Indonesia has authorised a private vaccination scheme to run alongside its national programme so that companies can buy state-procured vaccines to inoculate their staff, a ministerial regulation showed on Friday.
The scheme, which will be one of the few private vaccination progammes in the world, has drawn some criticism from health experts who warn it could worsen inequity.
The world's fourth most populous country has launched an ambitious programme to vaccinate 181.5 million people for free in about a year, but business had been pushing for a way of inoculating their staff faster to open up the economy.
The regulation stipulates that effective this week companies can buy vaccines and inoculate employees and their families for free at privately-run health centres.
State-owned pharmaceutical company Bio Farma will distribute the vaccines to the health centers, according to the regulation.
The vaccines used for the scheme must differ from the current rollout, which includes China's Sinovac Biotech and is slated to include vaccines developed by AstraZeneca and Novavax .
Vaccines for both schemes require an approval for emergency use issued by the country's food and drug agency.
A minister said on Thursday Indonesia will receive two million doses made by Sinopharm (China National Pharmaceutical Group) for the private vaccination scheme.
The price ceiling for vaccines will be decided by the health minister, the regulation said.
Olivia Herlinda, policy director at the Center for Indonesia's Strategic Development Initiative, a public health non governmental organisation, criticized the scheme since vaccines remained scarce in Indonesia.

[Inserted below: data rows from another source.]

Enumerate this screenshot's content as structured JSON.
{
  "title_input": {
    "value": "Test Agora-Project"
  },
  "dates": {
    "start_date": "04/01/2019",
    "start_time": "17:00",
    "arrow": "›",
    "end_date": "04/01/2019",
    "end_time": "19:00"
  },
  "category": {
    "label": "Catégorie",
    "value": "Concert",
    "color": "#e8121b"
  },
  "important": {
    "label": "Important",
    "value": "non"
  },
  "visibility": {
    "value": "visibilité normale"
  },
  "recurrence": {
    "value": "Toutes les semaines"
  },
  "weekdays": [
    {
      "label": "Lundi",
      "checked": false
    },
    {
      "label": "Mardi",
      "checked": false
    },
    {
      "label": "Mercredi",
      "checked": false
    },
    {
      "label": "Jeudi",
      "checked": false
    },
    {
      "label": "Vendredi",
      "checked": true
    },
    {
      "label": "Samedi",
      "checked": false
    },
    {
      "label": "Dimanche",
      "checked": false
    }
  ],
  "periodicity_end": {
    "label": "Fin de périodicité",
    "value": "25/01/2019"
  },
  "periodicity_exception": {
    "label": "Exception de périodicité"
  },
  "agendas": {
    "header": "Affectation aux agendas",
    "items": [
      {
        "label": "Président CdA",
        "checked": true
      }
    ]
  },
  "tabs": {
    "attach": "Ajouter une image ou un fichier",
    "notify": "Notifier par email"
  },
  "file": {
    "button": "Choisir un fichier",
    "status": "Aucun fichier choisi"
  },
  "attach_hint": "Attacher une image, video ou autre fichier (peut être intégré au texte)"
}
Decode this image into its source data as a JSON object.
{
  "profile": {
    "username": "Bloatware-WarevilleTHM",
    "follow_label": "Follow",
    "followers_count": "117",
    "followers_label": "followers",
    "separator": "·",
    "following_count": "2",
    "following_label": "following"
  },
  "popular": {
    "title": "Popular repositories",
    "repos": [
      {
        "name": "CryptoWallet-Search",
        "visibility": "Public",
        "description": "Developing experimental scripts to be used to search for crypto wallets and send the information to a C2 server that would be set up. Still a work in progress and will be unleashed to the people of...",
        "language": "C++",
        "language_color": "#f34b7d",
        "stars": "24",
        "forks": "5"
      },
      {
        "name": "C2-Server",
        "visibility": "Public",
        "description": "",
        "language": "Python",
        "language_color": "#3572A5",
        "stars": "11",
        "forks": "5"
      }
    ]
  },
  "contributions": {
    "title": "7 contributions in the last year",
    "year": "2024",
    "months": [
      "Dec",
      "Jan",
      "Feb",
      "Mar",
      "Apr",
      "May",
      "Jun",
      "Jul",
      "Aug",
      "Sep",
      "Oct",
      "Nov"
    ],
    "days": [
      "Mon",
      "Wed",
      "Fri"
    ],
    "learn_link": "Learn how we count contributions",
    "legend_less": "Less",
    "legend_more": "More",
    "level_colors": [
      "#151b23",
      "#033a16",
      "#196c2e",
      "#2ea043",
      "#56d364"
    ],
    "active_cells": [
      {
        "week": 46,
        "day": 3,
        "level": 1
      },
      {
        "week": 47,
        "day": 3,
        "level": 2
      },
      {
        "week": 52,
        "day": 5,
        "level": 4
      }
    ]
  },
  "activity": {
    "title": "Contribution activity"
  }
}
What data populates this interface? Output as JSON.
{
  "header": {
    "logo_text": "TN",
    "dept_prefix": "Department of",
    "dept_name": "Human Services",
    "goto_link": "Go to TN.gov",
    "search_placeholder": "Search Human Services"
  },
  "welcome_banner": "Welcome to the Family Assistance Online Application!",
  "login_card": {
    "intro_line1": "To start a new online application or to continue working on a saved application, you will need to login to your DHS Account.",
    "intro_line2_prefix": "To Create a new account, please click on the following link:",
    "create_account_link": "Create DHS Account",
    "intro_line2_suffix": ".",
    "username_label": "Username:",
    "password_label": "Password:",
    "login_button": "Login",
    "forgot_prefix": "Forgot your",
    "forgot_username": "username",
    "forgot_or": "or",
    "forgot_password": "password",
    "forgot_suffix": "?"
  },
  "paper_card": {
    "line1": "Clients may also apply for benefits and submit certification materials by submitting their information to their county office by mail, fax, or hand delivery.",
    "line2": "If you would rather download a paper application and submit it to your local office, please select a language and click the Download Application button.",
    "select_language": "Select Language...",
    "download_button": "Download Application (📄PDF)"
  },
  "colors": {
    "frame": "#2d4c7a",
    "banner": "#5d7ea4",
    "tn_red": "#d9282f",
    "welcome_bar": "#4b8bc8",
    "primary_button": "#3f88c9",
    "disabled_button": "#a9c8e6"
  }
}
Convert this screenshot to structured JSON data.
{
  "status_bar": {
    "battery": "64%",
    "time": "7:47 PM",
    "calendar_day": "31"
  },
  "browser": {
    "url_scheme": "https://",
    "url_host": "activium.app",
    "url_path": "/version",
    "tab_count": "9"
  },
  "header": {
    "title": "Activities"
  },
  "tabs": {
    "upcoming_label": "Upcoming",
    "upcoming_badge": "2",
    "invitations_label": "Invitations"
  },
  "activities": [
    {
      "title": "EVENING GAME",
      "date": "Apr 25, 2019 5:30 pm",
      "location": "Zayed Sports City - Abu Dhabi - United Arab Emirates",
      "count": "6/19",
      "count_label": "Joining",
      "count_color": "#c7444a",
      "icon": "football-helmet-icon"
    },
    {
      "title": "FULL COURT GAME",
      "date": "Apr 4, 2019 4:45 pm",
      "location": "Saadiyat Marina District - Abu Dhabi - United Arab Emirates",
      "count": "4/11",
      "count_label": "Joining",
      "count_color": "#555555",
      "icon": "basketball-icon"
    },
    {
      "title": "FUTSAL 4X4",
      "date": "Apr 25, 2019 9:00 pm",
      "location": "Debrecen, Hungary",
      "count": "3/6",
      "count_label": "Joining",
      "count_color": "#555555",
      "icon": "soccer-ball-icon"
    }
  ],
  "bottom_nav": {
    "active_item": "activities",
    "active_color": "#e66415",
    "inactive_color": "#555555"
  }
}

"Private vaccination risks missing the target and opening an imbalance of access of vaccines for some groups," she said, adding that it could risk corruption and commercialization.
The government has said it would work with the country's anti-graft agency during the rollout of the scheme.